I tried to catch some of the conversation of David Simon and Nelson George on the relationship of narrative and drama, but the standing room only – and the lack of space due to the construction anyway – made that hard to check out.
As noted, I also caught a little bit of the the panel on “Brooklyn Places and Spaces,” in which Carlo Scissura, CEO and President of the Brooklyn Chamber of Commerce, moderated with panelists: Arabella Bowen, Fodor’s Editor in Chief, who introduced Fodor’s
Brooklyn, and Oriana Leckert, author, Brooklyn Spaces. It encouraged people to explore more of Brooklyn – and visit the places that are still around, in an ever changing Brooklyn. (and, as I said in the prior post, it reminded me that I haven’t eaten at L&B Spumoni in awhile…).
So many programs, not enough time! I would have loved to have attended more. The book vendors were also great and the food vendors – well, yeah, I gave in to an empanada from the Nuchas food truck. Tasty stuff, and then again, I’m not too fussy about what I eat. Now, on to reading the books that I bought…
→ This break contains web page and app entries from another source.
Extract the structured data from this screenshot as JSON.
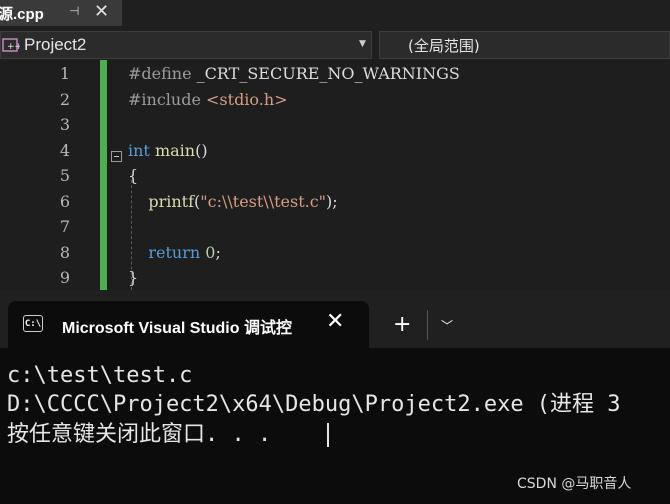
{
  "document_tab": {
    "filename": "源.cpp",
    "pin_icon": "pin-icon",
    "close_icon": "close-icon"
  },
  "navbar": {
    "project": "Project2",
    "scope": "(全局范围)"
  },
  "editor": {
    "line_numbers": [
      "1",
      "2",
      "3",
      "4",
      "5",
      "6",
      "7",
      "8",
      "9"
    ],
    "change_bar_color": "#4caf50"
  },
  "terminal": {
    "tab_title": "Microsoft Visual Studio 调试控",
    "tab_icon": "cmd-icon",
    "new_tab_icon": "plus-icon",
    "dropdown_icon": "chevron-down-icon",
    "output": [
      "c:\\test\\test.c",
      "D:\\CCCC\\Project2\\x64\\Debug\\Project2.exe (进程 3",
      "按任意键关闭此窗口. . ."
    ]
  },
  "watermark": "CSDN @马职音人"
}
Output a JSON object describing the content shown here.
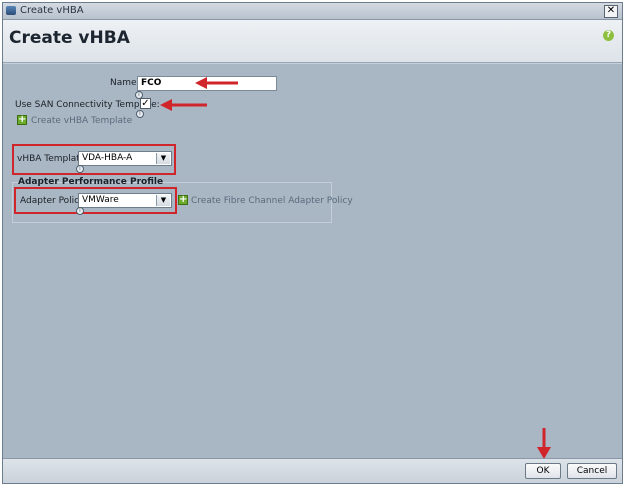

The coming Sunday, for more fun in Brooklyn: Atlantic Antic.